Smartphone users are multiplying but that may not improve brands’ chances of engaging with their customers given that apps are being deleted at a dizzying rate. Today, the primary reason people delete apps is that companies send excessive and irrelevant notifications, according to a study from Leanplum.

To win the hearts and wallets of consumers, brands must adopt an omnichannel strategy, one that prioritizes convenient and seamless communication with its customers. Yet brands are struggling to find the balance between keeping their users informed and ensuring they don’t over-communicate. More than 75 percent of millennials and more than half of baby boomers and Gen Z delete apps that annoy them with unnecessary notifications. 

To counter this, the research indicates that brands must be mindful of the number of notifications they send while also considering the time at which they communicate with customers. About two-thirds of respondents said they have a preference for when they receive notifications, though the findings are split between the morning, afternoon and evening. 

The data also shows that users who consistently disregard notifications find that financial and social media brands send the most useful notifications. Among a list of popular brands, respondents considered Facebook, Wells Fargo and Bank of America the best communicators via apps. Over 30 percent of those surveyed said they like to receive notifications for financial alerts and 87 percent said they don’t mind financial app push notifications.

Still, the survey revealed that email is the most-liked communication from brands across generations. Forty-six percent of people said they prefer notifications in the form of email while only 15 percent prefer push notifications. Moreover, 43 percent of millennials want to receive emails from brands compared to 28 percent of Gen Z. As for the type of companies people most likely open emails from, the majority selected messaging companies (54 percent) and financial emails (41 percent). A separate Survey Money study spoke to email’s good reputation among consumers when it revealed that in the past 12 months, 65 percent of people said they used email to communicate with organizations, compared to 60 percent the year prior.
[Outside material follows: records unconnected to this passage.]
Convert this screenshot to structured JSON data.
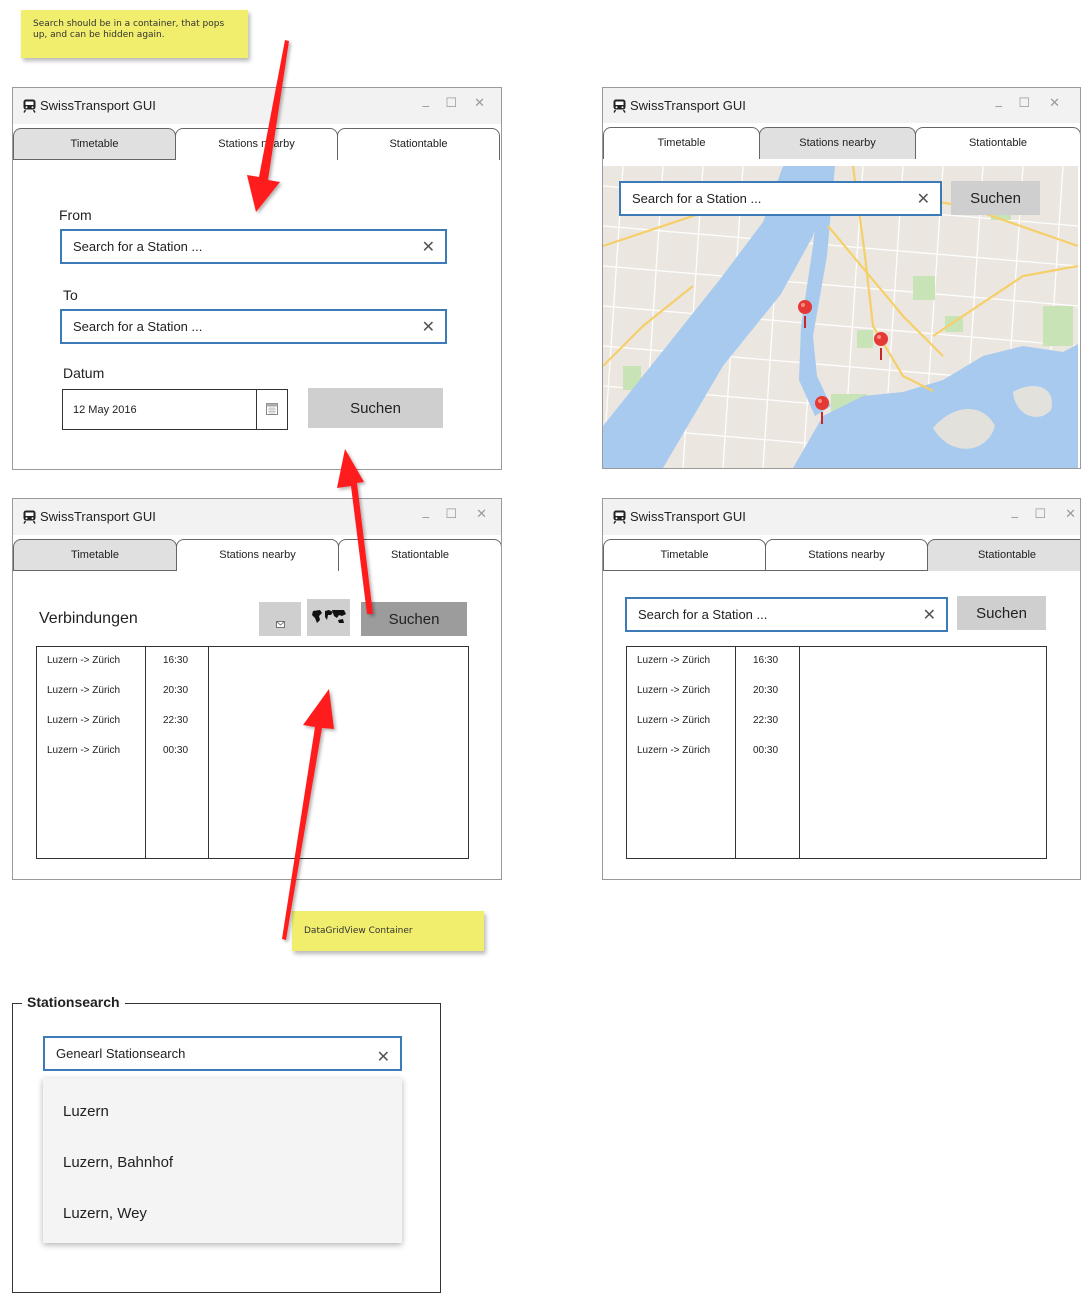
{
  "notes": {
    "search_container": "Search should be in a container, that pops up, and can be hidden again.",
    "datagrid": "DataGridView Container"
  },
  "app": {
    "title": "SwissTransport GUI"
  },
  "window_controls": {
    "minimize": "_",
    "maximize": "☐",
    "close": "✕"
  },
  "tabs": [
    "Timetable",
    "Stations nearby",
    "Stationtable"
  ],
  "window1": {
    "from_label": "From",
    "to_label": "To",
    "date_label": "Datum",
    "from_placeholder": "Search for a Station ...",
    "to_placeholder": "Search for a Station ...",
    "date_value": "12 May 2016",
    "search_button": "Suchen"
  },
  "window2": {
    "search_placeholder": "Search for a Station ...",
    "search_button": "Suchen"
  },
  "window3": {
    "heading": "Verbindungen",
    "search_button": "Suchen",
    "rows": [
      {
        "route": "Luzern -> Zürich",
        "time": "16:30"
      },
      {
        "route": "Luzern -> Zürich",
        "time": "20:30"
      },
      {
        "route": "Luzern -> Zürich",
        "time": "22:30"
      },
      {
        "route": "Luzern -> Zürich",
        "time": "00:30"
      }
    ]
  },
  "window4": {
    "search_placeholder": "Search for a Station ...",
    "search_button": "Suchen",
    "rows": [
      {
        "route": "Luzern -> Zürich",
        "time": "16:30"
      },
      {
        "route": "Luzern -> Zürich",
        "time": "20:30"
      },
      {
        "route": "Luzern -> Zürich",
        "time": "22:30"
      },
      {
        "route": "Luzern -> Zürich",
        "time": "00:30"
      }
    ]
  },
  "stationsearch": {
    "legend": "Stationsearch",
    "input_value": "Genearl Stationsearch",
    "suggestions": [
      "Luzern",
      "Luzern, Bahnhof",
      "Luzern, Wey"
    ]
  },
  "colors": {
    "accent_border": "#3d7ab8",
    "note_yellow": "#f0ee6c",
    "arrow_red": "#ff1a1a",
    "button_gray": "#cfcfcf",
    "tab_inactive": "#e0e0e0",
    "map_water": "#a5c8ee",
    "map_park": "#c5e3b5",
    "marker_red": "#e53935"
  }
}
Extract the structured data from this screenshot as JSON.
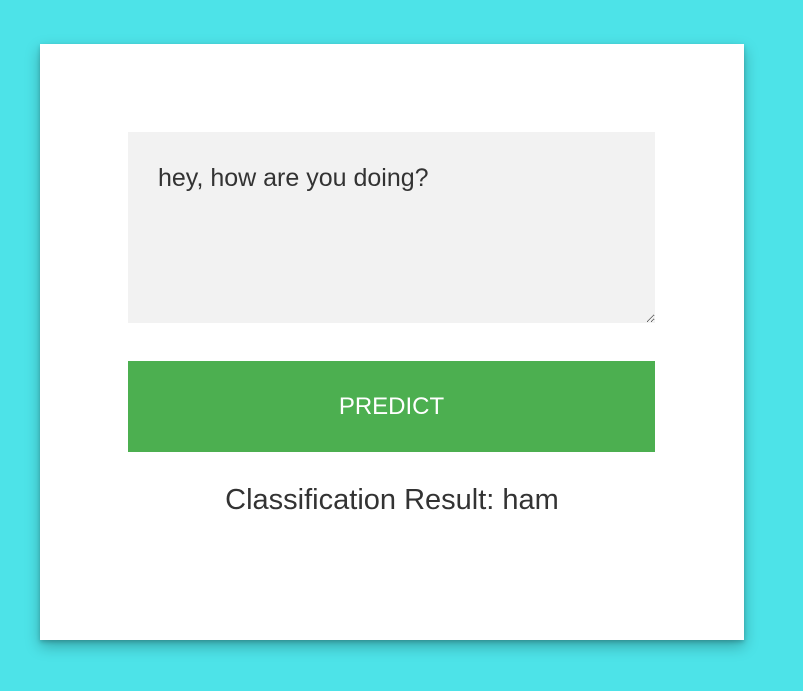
{
  "form": {
    "message_value": "hey, how are you doing?",
    "button_label": "PREDICT"
  },
  "result": {
    "label": "Classification Result: ",
    "value": "ham"
  },
  "colors": {
    "page_background": "#4de3e8",
    "card_background": "#ffffff",
    "textarea_background": "#f2f2f2",
    "button_background": "#4caf50",
    "button_text": "#ffffff",
    "body_text": "#333333"
  }
}
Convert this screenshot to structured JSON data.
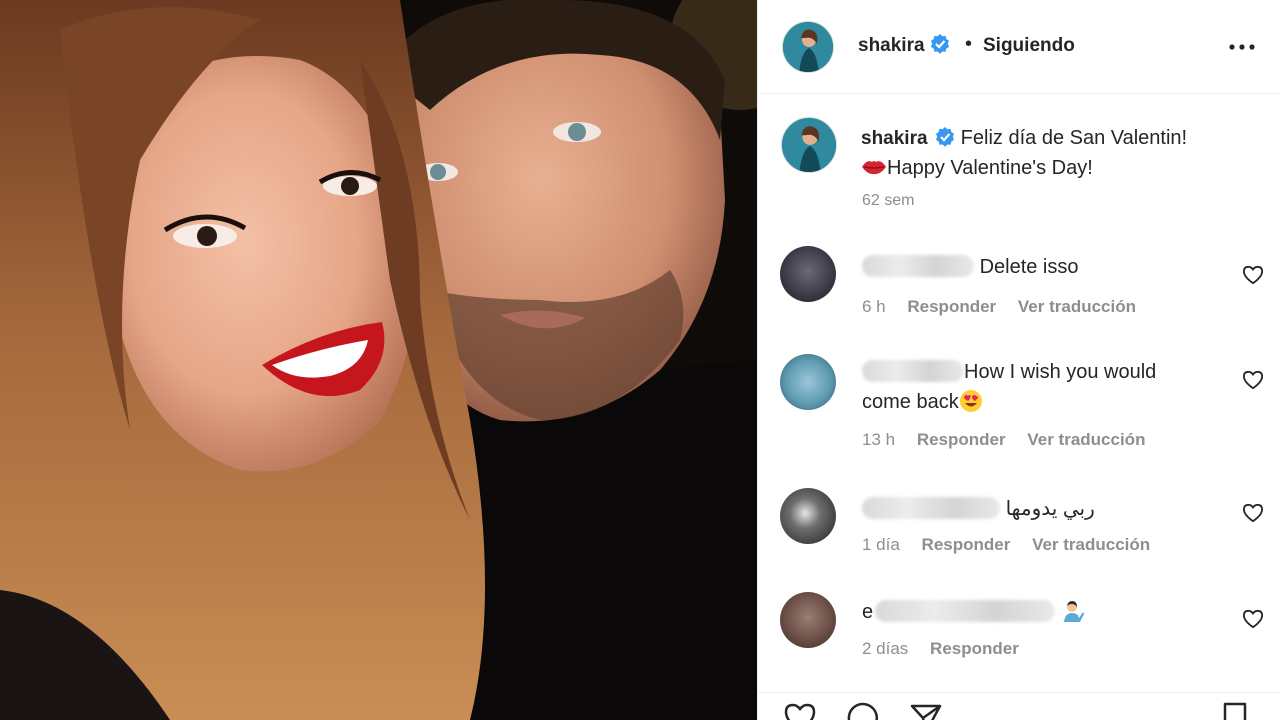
{
  "photo": {
    "alt_subject": "selfie-couple"
  },
  "post": {
    "username": "shakira",
    "separator": "•",
    "follow_status": "Siguiendo",
    "caption": {
      "username": "shakira",
      "line1": "Feliz día de San Valentin!",
      "line2": "Happy Valentine's Day!",
      "emoji": "kiss-lips-icon",
      "time": "62 sem"
    }
  },
  "comments": [
    {
      "text": "Delete isso",
      "time": "6 h",
      "reply": "Responder",
      "translate": "Ver traducción"
    },
    {
      "text_line1": "How I wish you would",
      "text_line2": "come back",
      "emoji": "heart-eyes-icon",
      "time": "13 h",
      "reply": "Responder",
      "translate": "Ver traducción"
    },
    {
      "text": "ربي يدومها",
      "time": "1 día",
      "reply": "Responder",
      "translate": "Ver traducción"
    },
    {
      "text": "e",
      "emoji": "person-tipping-hand-icon",
      "time": "2 días",
      "reply": "Responder"
    }
  ],
  "colors": {
    "verified": "#3897f0",
    "lips": "#d62333",
    "text": "#262626",
    "meta": "#8e8e8e"
  }
}
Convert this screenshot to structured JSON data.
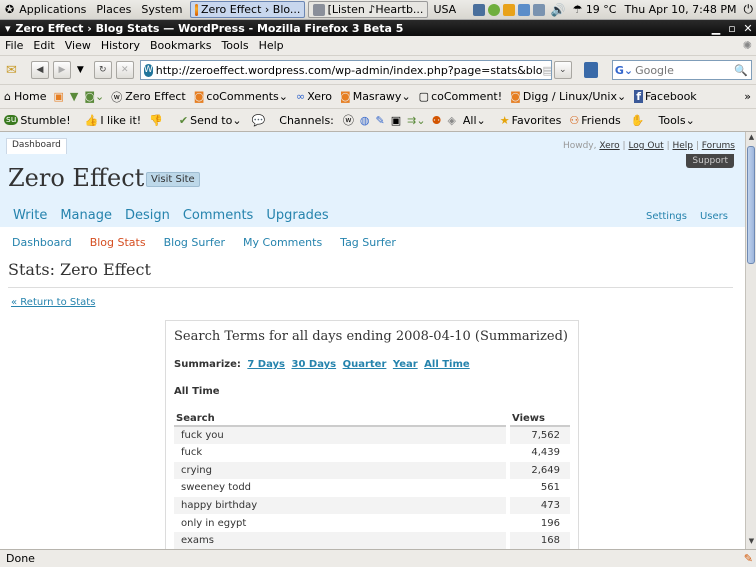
{
  "gnome_panel": {
    "menus": [
      "Applications",
      "Places",
      "System"
    ],
    "tasks": [
      {
        "label": "Zero Effect › Blo...",
        "active": true
      },
      {
        "label": "[Listen ♪Heartb...",
        "active": false
      }
    ],
    "keyboard_layout": "USA",
    "temperature": "19 °C",
    "clock": "Thu Apr 10,  7:48 PM"
  },
  "window": {
    "title": "Zero Effect › Blog Stats — WordPress - Mozilla Firefox 3 Beta 5"
  },
  "menubar": [
    "File",
    "Edit",
    "View",
    "History",
    "Bookmarks",
    "Tools",
    "Help"
  ],
  "navigation": {
    "url": "http://zeroeffect.wordpress.com/wp-admin/index.php?page=stats&blo",
    "search_placeholder": "Google"
  },
  "bookmarks": [
    "Home",
    "Zero Effect",
    "coComments",
    "Xero",
    "Masrawy",
    "coComment!",
    "Digg / Linux/Unix",
    "Facebook"
  ],
  "toolbar2": {
    "stumble": "Stumble!",
    "ilikeit": "I like it!",
    "sendto": "Send to",
    "channels": "Channels:",
    "all": "All",
    "favorites": "Favorites",
    "friends": "Friends",
    "tools": "Tools"
  },
  "wp": {
    "dashboard_tab": "Dashboard",
    "howdy": "Howdy,",
    "user": "Xero",
    "logout": "Log Out",
    "help": "Help",
    "forums": "Forums",
    "support": "Support",
    "blog_name": "Zero Effect",
    "visit_site": "Visit Site",
    "main_menu": [
      "Write",
      "Manage",
      "Design",
      "Comments",
      "Upgrades"
    ],
    "secondary_menu": [
      "Settings",
      "Users"
    ],
    "sub_menu": [
      "Dashboard",
      "Blog Stats",
      "Blog Surfer",
      "My Comments",
      "Tag Surfer"
    ],
    "current_sub": "Blog Stats",
    "page_title": "Stats: Zero Effect",
    "return_link": "« Return to Stats"
  },
  "stats_card": {
    "title": "Search Terms for all days ending 2008-04-10 (Summarized)",
    "summarize_label": "Summarize:",
    "summarize_options": [
      "7 Days",
      "30 Days",
      "Quarter",
      "Year",
      "All Time"
    ],
    "period": "All Time",
    "columns": [
      "Search",
      "Views"
    ],
    "rows": [
      {
        "term": "fuck you",
        "views": "7,562"
      },
      {
        "term": "fuck",
        "views": "4,439"
      },
      {
        "term": "crying",
        "views": "2,649"
      },
      {
        "term": "sweeney todd",
        "views": "561"
      },
      {
        "term": "happy birthday",
        "views": "473"
      },
      {
        "term": "only in egypt",
        "views": "196"
      },
      {
        "term": "exams",
        "views": "168"
      }
    ]
  },
  "status": "Done"
}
“At Leanplum, we know that everyone has a personal preference on how they’d like brands to engage with them,” said Athena Koutsonikolas, vice president of marketing, Leanplum. “As evidenced by the survey results, there are even specific differences among demographics, including preferences on timing and frequency for email, in-app and push notifications. Brands that ignore these differences will ultimately not be able to engage with and retain their customers.”